Goal of the exercise -
An unchanged copy of every record below, without pictures, is the goal.
== The records ==
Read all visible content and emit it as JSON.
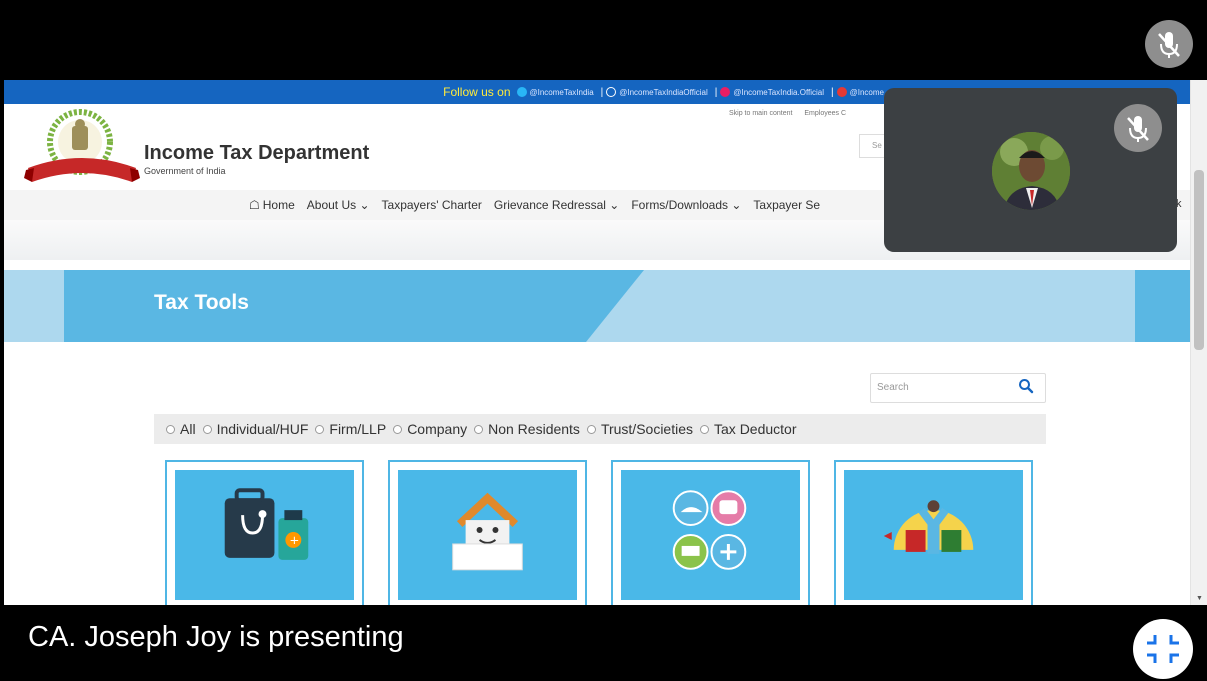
{
  "follow_bar": {
    "lead": "Follow us on",
    "handles": [
      {
        "label": "@IncomeTaxIndia",
        "color": "#29b6f6"
      },
      {
        "label": "@IncomeTaxIndiaOfficial",
        "color": "#1565c0"
      },
      {
        "label": "@IncomeTaxIndia.Official",
        "color": "#e91e63"
      },
      {
        "label": "@Income",
        "color": "#e53935"
      }
    ]
  },
  "header": {
    "title": "Income Tax Department",
    "subtitle": "Government of India",
    "top_links": [
      "Skip to main content",
      "Employees C"
    ],
    "search_placeholder": "Se",
    "emblem_ribbon": "INCOME TAX DEPARTMENT"
  },
  "nav": {
    "items": [
      "Home",
      "About Us ⌄",
      "Taxpayers' Charter",
      "Grievance Redressal ⌄",
      "Forms/Downloads ⌄",
      "Taxpayer Se"
    ],
    "extra": "k"
  },
  "banner": {
    "title": "Tax Tools"
  },
  "tools": {
    "search_placeholder": "Search",
    "filters": [
      "All",
      "Individual/HUF",
      "Firm/LLP",
      "Company",
      "Non Residents",
      "Trust/Societies",
      "Tax Deductor"
    ]
  },
  "meeting": {
    "presenting_text": "CA. Joseph Joy is presenting"
  },
  "colors": {
    "accent_blue": "#1565c0",
    "banner_blue": "#5ab7e3",
    "card_blue": "#4ab8e8"
  }
}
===
Solution -
Read all visible content and emit it as JSON.
{
  "follow_bar": {
    "lead": "Follow us on",
    "handles": [
      {
        "label": "@IncomeTaxIndia",
        "color": "#29b6f6"
      },
      {
        "label": "@IncomeTaxIndiaOfficial",
        "color": "#1565c0"
      },
      {
        "label": "@IncomeTaxIndia.Official",
        "color": "#e91e63"
      },
      {
        "label": "@Income",
        "color": "#e53935"
      }
    ]
  },
  "header": {
    "title": "Income Tax Department",
    "subtitle": "Government of India",
    "top_links": [
      "Skip to main content",
      "Employees C"
    ],
    "search_placeholder": "Se",
    "emblem_ribbon": "INCOME TAX DEPARTMENT"
  },
  "nav": {
    "items": [
      "Home",
      "About Us ⌄",
      "Taxpayers' Charter",
      "Grievance Redressal ⌄",
      "Forms/Downloads ⌄",
      "Taxpayer Se"
    ],
    "extra": "k"
  },
  "banner": {
    "title": "Tax Tools"
  },
  "tools": {
    "search_placeholder": "Search",
    "filters": [
      "All",
      "Individual/HUF",
      "Firm/LLP",
      "Company",
      "Non Residents",
      "Trust/Societies",
      "Tax Deductor"
    ]
  },
  "meeting": {
    "presenting_text": "CA. Joseph Joy is presenting"
  },
  "colors": {
    "accent_blue": "#1565c0",
    "banner_blue": "#5ab7e3",
    "card_blue": "#4ab8e8"
  }
}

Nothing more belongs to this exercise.